Monday, March 3, 2014

Appreciation vs. Advice

Building endurance in anything brings a mixture of emotions:  pride, boredom, exhilaration, disappointment, joy and fatigue to name a few.  Whether it’s piano, hockey, painting, running, writing or surfing, we will go through periods of great fun and great upset if we truly want to improve our performance in any activity. 

Who is standing in your corner?  Is there a coach who both encourages you and challenges your limits?  Is there a teacher or a parent who insists that if you just stick with it, it’ll get easier or better or more enjoyable? 

The role of the parent… It is so powerful and incredibly intimidating.  What a responsibility we have to help our children be great. 

I recently had a conversation with a teacher friend about a woman whose daughter is taking swim lessons.  Each practice, the mom would watch and listen and after the session she would offer her praise laced with bits of advice, “Your speed is really improving, but maybe next time you could work on getting your arm to extend further with each stroke.”  This is the most seductive form of “parenting”, isn’t it?   I praise my child, but then I can teach her something as well.   She mentioned this story to me because we both have children who are piano students.  And we are also both piano teachers who have particular expectations of at home practice.  
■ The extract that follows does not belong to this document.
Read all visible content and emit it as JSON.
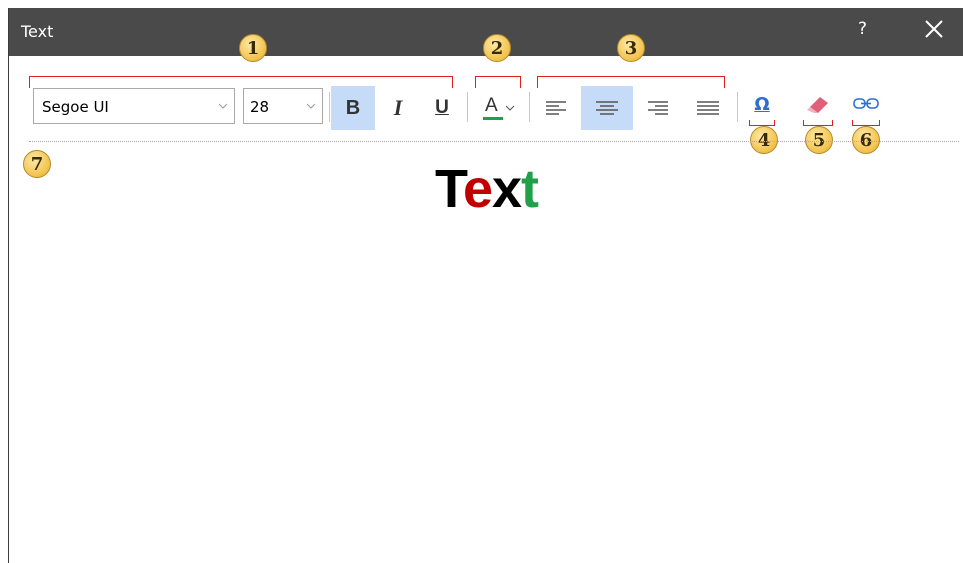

In her experience with her boys and their at home practice, she can easily slip into the “teacher” mode of offering praise laced with advice, “That was nice, but how about playing slower?  More feeling?  A little less pedal?”  There are a number of seemingly super helpful suggestions.  I have the same challenge with my little Ava.  Though she plays beautifully and loves her class time, we struggle with her practice time.  It’s not fun most days.  I find myself vacillating between being the parent and being the teacher.  My expectations as a teacher supersede my enjoyment as the parent. 

Back to the swim lesson story…  What this mom realized was that her daughter didn’t need praise or advice.  She could get that from her coach.  What she needed from her mom was appreciation.  Those words that hold the space for her daughter to be inspired to greatness.  Words like, “I just love watching you swim.  You’re like a graceful sea creature.”  She decided to simply be in the moment with her child and observe her daughter’s swimming from a place of appreciation and awe. 

When my friend told me this part of the story, I thought back to my childhood and the number of years I gave to piano lessons and practice.  I don’t ever remember wanting to quit.  Ever.  No, I didn’t always enjoy the daily practice and truthfully, as I got into my teens, I didn’t have a lot of time to practice.   But did I love to play the piano?  Yes.  I loved to play for people.  I especially loved to play for my dad.  The only instrument he played was the harmonica (he was self-taught) so for him, watching and listening to me play the piano was incredible. 

He showered me with his appreciation and awe.  When he would record me playing so he could later listen to the cassette tape in his car on the way to work, I felt appreciated.  When we had friends over for dinner and he would request that I play something for everyone, I felt appreciated.   I felt like I had something to offer someone else.  It made him happy.  So it made me happy.  And it inspired me to want to get better at playing.  He never offered advice or criticism, just pure appreciation.

This is what I will be encouraging my parents to do more of.  And I’ll be taking my own advice on this as well!  It doesn’t matter what the activity is just show your appreciation and awe.  Leave the instruction and advice to the teachers and coaches.  They have the ability to develop the skills your child needs to improve, but you have the power to inspire your child to want to improve. 


  1. I am sharing your thoughts with my 8-year old student's mom! Thanks!